WHAT IS NEEDED => Each record is to be printed again precisely as it reads.

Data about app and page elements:
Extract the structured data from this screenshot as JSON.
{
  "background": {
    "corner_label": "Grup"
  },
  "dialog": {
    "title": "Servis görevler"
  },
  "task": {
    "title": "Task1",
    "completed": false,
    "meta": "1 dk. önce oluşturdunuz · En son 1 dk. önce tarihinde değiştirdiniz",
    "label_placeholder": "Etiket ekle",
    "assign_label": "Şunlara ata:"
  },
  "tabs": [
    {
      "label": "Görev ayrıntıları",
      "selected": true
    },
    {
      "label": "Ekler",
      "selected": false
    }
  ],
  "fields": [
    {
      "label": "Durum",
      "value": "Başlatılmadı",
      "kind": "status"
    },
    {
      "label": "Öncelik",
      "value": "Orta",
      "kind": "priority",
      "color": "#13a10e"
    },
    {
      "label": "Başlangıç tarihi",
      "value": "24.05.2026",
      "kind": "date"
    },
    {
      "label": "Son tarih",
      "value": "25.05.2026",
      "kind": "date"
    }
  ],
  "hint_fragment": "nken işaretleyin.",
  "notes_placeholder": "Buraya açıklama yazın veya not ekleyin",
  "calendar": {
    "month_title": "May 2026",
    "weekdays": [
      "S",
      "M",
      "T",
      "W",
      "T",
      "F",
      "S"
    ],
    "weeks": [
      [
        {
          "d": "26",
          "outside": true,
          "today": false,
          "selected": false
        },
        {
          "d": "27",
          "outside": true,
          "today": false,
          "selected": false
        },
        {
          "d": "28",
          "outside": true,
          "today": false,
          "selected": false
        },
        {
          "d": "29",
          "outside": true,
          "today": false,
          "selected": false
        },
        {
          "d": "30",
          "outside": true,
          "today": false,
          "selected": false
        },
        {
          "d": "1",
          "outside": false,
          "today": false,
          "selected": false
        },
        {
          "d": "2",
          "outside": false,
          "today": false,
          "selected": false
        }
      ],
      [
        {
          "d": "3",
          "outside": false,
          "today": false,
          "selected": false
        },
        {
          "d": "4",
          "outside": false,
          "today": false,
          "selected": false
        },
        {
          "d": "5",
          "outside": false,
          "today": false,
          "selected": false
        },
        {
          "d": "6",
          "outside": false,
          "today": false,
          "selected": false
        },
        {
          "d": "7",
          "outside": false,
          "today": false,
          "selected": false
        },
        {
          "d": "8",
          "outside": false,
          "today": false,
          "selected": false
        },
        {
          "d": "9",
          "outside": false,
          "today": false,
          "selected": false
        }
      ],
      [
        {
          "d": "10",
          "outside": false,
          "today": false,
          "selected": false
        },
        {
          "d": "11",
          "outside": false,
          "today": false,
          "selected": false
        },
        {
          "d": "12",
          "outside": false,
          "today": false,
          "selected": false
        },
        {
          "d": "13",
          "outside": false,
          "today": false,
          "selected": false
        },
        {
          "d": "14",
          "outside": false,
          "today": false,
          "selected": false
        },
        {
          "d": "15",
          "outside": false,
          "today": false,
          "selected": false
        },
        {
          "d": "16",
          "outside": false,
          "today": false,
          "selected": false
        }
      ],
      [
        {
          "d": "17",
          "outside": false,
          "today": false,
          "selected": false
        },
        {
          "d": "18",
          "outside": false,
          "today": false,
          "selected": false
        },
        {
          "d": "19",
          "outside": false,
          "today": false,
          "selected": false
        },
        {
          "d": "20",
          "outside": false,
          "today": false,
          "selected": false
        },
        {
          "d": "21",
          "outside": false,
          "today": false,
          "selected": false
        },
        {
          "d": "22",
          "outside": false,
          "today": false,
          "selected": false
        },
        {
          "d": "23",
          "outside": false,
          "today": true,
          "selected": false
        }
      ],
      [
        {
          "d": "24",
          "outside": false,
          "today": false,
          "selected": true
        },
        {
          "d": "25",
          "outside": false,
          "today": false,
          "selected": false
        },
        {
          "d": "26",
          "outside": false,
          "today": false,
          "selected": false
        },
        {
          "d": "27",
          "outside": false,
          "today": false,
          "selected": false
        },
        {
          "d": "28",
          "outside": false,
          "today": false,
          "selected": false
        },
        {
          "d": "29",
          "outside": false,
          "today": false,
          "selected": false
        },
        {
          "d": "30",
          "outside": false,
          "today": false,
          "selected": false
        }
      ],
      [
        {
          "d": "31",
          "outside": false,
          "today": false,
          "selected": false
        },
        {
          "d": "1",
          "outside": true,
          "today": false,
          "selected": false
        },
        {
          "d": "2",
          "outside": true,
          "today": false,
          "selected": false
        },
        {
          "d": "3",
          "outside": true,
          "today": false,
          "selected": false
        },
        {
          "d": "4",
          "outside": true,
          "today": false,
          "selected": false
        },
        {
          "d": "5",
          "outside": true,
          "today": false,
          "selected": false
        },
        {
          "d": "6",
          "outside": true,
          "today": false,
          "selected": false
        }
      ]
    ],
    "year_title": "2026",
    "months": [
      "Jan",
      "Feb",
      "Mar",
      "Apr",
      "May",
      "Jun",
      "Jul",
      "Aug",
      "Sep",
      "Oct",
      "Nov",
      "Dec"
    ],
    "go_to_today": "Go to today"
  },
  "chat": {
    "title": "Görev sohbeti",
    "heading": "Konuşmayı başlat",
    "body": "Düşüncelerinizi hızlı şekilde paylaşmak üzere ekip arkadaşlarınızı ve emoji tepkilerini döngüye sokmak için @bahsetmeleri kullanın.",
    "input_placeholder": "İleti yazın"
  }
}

RESULT OF THE EXERCISE =>
Extract the structured data from this screenshot as JSON.
{
  "background": {
    "corner_label": "Grup"
  },
  "dialog": {
    "title": "Servis görevler"
  },
  "task": {
    "title": "Task1",
    "completed": false,
    "meta": "1 dk. önce oluşturdunuz · En son 1 dk. önce tarihinde değiştirdiniz",
    "label_placeholder": "Etiket ekle",
    "assign_label": "Şunlara ata:"
  },
  "tabs": [
    {
      "label": "Görev ayrıntıları",
      "selected": true
    },
    {
      "label": "Ekler",
      "selected": false
    }
  ],
  "fields": [
    {
      "label": "Durum",
      "value": "Başlatılmadı",
      "kind": "status"
    },
    {
      "label": "Öncelik",
      "value": "Orta",
      "kind": "priority",
      "color": "#13a10e"
    },
    {
      "label": "Başlangıç tarihi",
      "value": "24.05.2026",
      "kind": "date"
    },
    {
      "label": "Son tarih",
      "value": "25.05.2026",
      "kind": "date"
    }
  ],
  "hint_fragment": "nken işaretleyin.",
  "notes_placeholder": "Buraya açıklama yazın veya not ekleyin",
  "calendar": {
    "month_title": "May 2026",
    "weekdays": [
      "S",
      "M",
      "T",
      "W",
      "T",
      "F",
      "S"
    ],
    "weeks": [
      [
        {
          "d": "26",
          "outside": true,
          "today": false,
          "selected": false
        },
        {
          "d": "27",
          "outside": true,
          "today": false,
          "selected": false
        },
        {
          "d": "28",
          "outside": true,
          "today": false,
          "selected": false
        },
        {
          "d": "29",
          "outside": true,
          "today": false,
          "selected": false
        },
        {
          "d": "30",
          "outside": true,
          "today": false,
          "selected": false
        },
        {
          "d": "1",
          "outside": false,
          "today": false,
          "selected": false
        },
        {
          "d": "2",
          "outside": false,
          "today": false,
          "selected": false
        }
      ],
      [
        {
          "d": "3",
          "outside": false,
          "today": false,
          "selected": false
        },
        {
          "d": "4",
          "outside": false,
          "today": false,
          "selected": false
        },
        {
          "d": "5",
          "outside": false,
          "today": false,
          "selected": false
        },
        {
          "d": "6",
          "outside": false,
          "today": false,
          "selected": false
        },
        {
          "d": "7",
          "outside": false,
          "today": false,
          "selected": false
        },
        {
          "d": "8",
          "outside": false,
          "today": false,
          "selected": false
        },
        {
          "d": "9",
          "outside": false,
          "today": false,
          "selected": false
        }
      ],
      [
        {
          "d": "10",
          "outside": false,
          "today": false,
          "selected": false
        },
        {
          "d": "11",
          "outside": false,
          "today": false,
          "selected": false
        },
        {
          "d": "12",
          "outside": false,
          "today": false,
          "selected": false
        },
        {
          "d": "13",
          "outside": false,
          "today": false,
          "selected": false
        },
        {
          "d": "14",
          "outside": false,
          "today": false,
          "selected": false
        },
        {
          "d": "15",
          "outside": false,
          "today": false,
          "selected": false
        },
        {
          "d": "16",
          "outside": false,
          "today": false,
          "selected": false
        }
      ],
      [
        {
          "d": "17",
          "outside": false,
          "today": false,
          "selected": false
        },
        {
          "d": "18",
          "outside": false,
          "today": false,
          "selected": false
        },
        {
          "d": "19",
          "outside": false,
          "today": false,
          "selected": false
        },
        {
          "d": "20",
          "outside": false,
          "today": false,
          "selected": false
        },
        {
          "d": "21",
          "outside": false,
          "today": false,
          "selected": false
        },
        {
          "d": "22",
          "outside": false,
          "today": false,
          "selected": false
        },
        {
          "d": "23",
          "outside": false,
          "today": true,
          "selected": false
        }
      ],
      [
        {
          "d": "24",
          "outside": false,
          "today": false,
          "selected": true
        },
        {
          "d": "25",
          "outside": false,
          "today": false,
          "selected": false
        },
        {
          "d": "26",
          "outside": false,
          "today": false,
          "selected": false
        },
        {
          "d": "27",
          "outside": false,
          "today": false,
          "selected": false
        },
        {
          "d": "28",
          "outside": false,
          "today": false,
          "selected": false
        },
        {
          "d": "29",
          "outside": false,
          "today": false,
          "selected": false
        },
        {
          "d": "30",
          "outside": false,
          "today": false,
          "selected": false
        }
      ],
      [
        {
          "d": "31",
          "outside": false,
          "today": false,
          "selected": false
        },
        {
          "d": "1",
          "outside": true,
          "today": false,
          "selected": false
        },
        {
          "d": "2",
          "outside": true,
          "today": false,
          "selected": false
        },
        {
          "d": "3",
          "outside": true,
          "today": false,
          "selected": false
        },
        {
          "d": "4",
          "outside": true,
          "today": false,
          "selected": false
        },
        {
          "d": "5",
          "outside": true,
          "today": false,
          "selected": false
        },
        {
          "d": "6",
          "outside": true,
          "today": false,
          "selected": false
        }
      ]
    ],
    "year_title": "2026",
    "months": [
      "Jan",
      "Feb",
      "Mar",
      "Apr",
      "May",
      "Jun",
      "Jul",
      "Aug",
      "Sep",
      "Oct",
      "Nov",
      "Dec"
    ],
    "go_to_today": "Go to today"
  },
  "chat": {
    "title": "Görev sohbeti",
    "heading": "Konuşmayı başlat",
    "body": "Düşüncelerinizi hızlı şekilde paylaşmak üzere ekip arkadaşlarınızı ve emoji tepkilerini döngüye sokmak için @bahsetmeleri kullanın.",
    "input_placeholder": "İleti yazın"
  }
}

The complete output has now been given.